:: MATERIAL PROVIDED
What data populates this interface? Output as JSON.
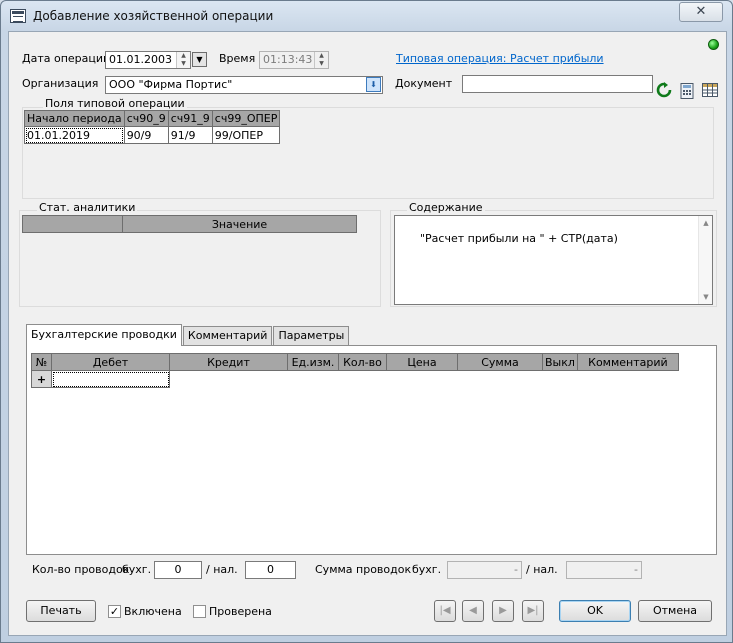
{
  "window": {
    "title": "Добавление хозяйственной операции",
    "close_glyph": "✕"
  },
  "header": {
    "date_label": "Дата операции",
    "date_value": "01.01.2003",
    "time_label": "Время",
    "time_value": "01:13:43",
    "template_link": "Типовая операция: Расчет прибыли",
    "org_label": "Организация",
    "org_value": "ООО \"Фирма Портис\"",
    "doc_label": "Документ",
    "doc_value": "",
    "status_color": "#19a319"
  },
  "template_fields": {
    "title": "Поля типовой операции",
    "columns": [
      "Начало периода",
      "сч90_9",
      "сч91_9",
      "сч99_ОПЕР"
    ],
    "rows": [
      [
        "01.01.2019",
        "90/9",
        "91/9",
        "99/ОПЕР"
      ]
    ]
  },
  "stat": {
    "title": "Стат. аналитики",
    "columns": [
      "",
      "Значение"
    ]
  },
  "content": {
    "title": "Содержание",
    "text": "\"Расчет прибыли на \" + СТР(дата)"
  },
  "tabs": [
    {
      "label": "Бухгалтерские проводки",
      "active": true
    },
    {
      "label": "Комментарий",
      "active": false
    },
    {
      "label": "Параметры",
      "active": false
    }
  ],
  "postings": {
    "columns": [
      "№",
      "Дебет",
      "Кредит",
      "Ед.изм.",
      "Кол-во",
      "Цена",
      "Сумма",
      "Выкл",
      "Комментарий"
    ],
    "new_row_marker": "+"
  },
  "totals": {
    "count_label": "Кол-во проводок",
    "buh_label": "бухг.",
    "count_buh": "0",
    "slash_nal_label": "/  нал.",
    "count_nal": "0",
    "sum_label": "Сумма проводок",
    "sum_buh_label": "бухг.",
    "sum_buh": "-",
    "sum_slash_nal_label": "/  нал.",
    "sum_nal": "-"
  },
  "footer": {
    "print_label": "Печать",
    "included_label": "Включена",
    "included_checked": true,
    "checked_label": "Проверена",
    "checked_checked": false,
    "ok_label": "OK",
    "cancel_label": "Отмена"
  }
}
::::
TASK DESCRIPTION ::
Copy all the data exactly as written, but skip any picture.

ANSWER TO THIS TASK ::
What data populates this interface? Output as JSON.
{
  "window": {
    "title": "Добавление хозяйственной операции",
    "close_glyph": "✕"
  },
  "header": {
    "date_label": "Дата операции",
    "date_value": "01.01.2003",
    "time_label": "Время",
    "time_value": "01:13:43",
    "template_link": "Типовая операция: Расчет прибыли",
    "org_label": "Организация",
    "org_value": "ООО \"Фирма Портис\"",
    "doc_label": "Документ",
    "doc_value": "",
    "status_color": "#19a319"
  },
  "template_fields": {
    "title": "Поля типовой операции",
    "columns": [
      "Начало периода",
      "сч90_9",
      "сч91_9",
      "сч99_ОПЕР"
    ],
    "rows": [
      [
        "01.01.2019",
        "90/9",
        "91/9",
        "99/ОПЕР"
      ]
    ]
  },
  "stat": {
    "title": "Стат. аналитики",
    "columns": [
      "",
      "Значение"
    ]
  },
  "content": {
    "title": "Содержание",
    "text": "\"Расчет прибыли на \" + СТР(дата)"
  },
  "tabs": [
    {
      "label": "Бухгалтерские проводки",
      "active": true
    },
    {
      "label": "Комментарий",
      "active": false
    },
    {
      "label": "Параметры",
      "active": false
    }
  ],
  "postings": {
    "columns": [
      "№",
      "Дебет",
      "Кредит",
      "Ед.изм.",
      "Кол-во",
      "Цена",
      "Сумма",
      "Выкл",
      "Комментарий"
    ],
    "new_row_marker": "+"
  },
  "totals": {
    "count_label": "Кол-во проводок",
    "buh_label": "бухг.",
    "count_buh": "0",
    "slash_nal_label": "/  нал.",
    "count_nal": "0",
    "sum_label": "Сумма проводок",
    "sum_buh_label": "бухг.",
    "sum_buh": "-",
    "sum_slash_nal_label": "/  нал.",
    "sum_nal": "-"
  },
  "footer": {
    "print_label": "Печать",
    "included_label": "Включена",
    "included_checked": true,
    "checked_label": "Проверена",
    "checked_checked": false,
    "ok_label": "OK",
    "cancel_label": "Отмена"
  }
}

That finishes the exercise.